[What to produce]:
Restate all the data exactly, so that each line is the same as before.

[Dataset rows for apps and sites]
• • • •

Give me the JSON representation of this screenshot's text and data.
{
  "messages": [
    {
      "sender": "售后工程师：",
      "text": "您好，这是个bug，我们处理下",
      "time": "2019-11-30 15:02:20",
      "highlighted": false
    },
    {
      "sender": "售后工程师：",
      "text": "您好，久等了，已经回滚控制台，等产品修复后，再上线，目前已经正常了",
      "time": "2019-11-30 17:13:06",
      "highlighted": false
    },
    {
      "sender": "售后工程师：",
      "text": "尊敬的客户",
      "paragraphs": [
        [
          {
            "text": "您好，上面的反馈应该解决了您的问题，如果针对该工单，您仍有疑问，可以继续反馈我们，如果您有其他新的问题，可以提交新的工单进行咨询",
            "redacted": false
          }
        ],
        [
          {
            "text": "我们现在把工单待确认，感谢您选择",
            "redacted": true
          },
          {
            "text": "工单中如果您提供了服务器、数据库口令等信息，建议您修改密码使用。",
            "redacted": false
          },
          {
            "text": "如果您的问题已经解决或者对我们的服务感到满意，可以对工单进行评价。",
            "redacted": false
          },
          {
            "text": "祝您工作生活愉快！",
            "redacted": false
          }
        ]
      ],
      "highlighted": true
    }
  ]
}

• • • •

[Exercise result]:
Give me the JSON representation of this screenshot's text and data.
{
  "messages": [
    {
      "sender": "售后工程师：",
      "text": "您好，这是个bug，我们处理下",
      "time": "2019-11-30 15:02:20",
      "highlighted": false
    },
    {
      "sender": "售后工程师：",
      "text": "您好，久等了，已经回滚控制台，等产品修复后，再上线，目前已经正常了",
      "time": "2019-11-30 17:13:06",
      "highlighted": false
    },
    {
      "sender": "售后工程师：",
      "text": "尊敬的客户",
      "paragraphs": [
        [
          {
            "text": "您好，上面的反馈应该解决了您的问题，如果针对该工单，您仍有疑问，可以继续反馈我们，如果您有其他新的问题，可以提交新的工单进行咨询",
            "redacted": false
          }
        ],
        [
          {
            "text": "我们现在把工单待确认，感谢您选择",
            "redacted": true
          },
          {
            "text": "工单中如果您提供了服务器、数据库口令等信息，建议您修改密码使用。",
            "redacted": false
          },
          {
            "text": "如果您的问题已经解决或者对我们的服务感到满意，可以对工单进行评价。",
            "redacted": false
          },
          {
            "text": "祝您工作生活愉快！",
            "redacted": false
          }
        ]
      ],
      "highlighted": true
    }
  ]
}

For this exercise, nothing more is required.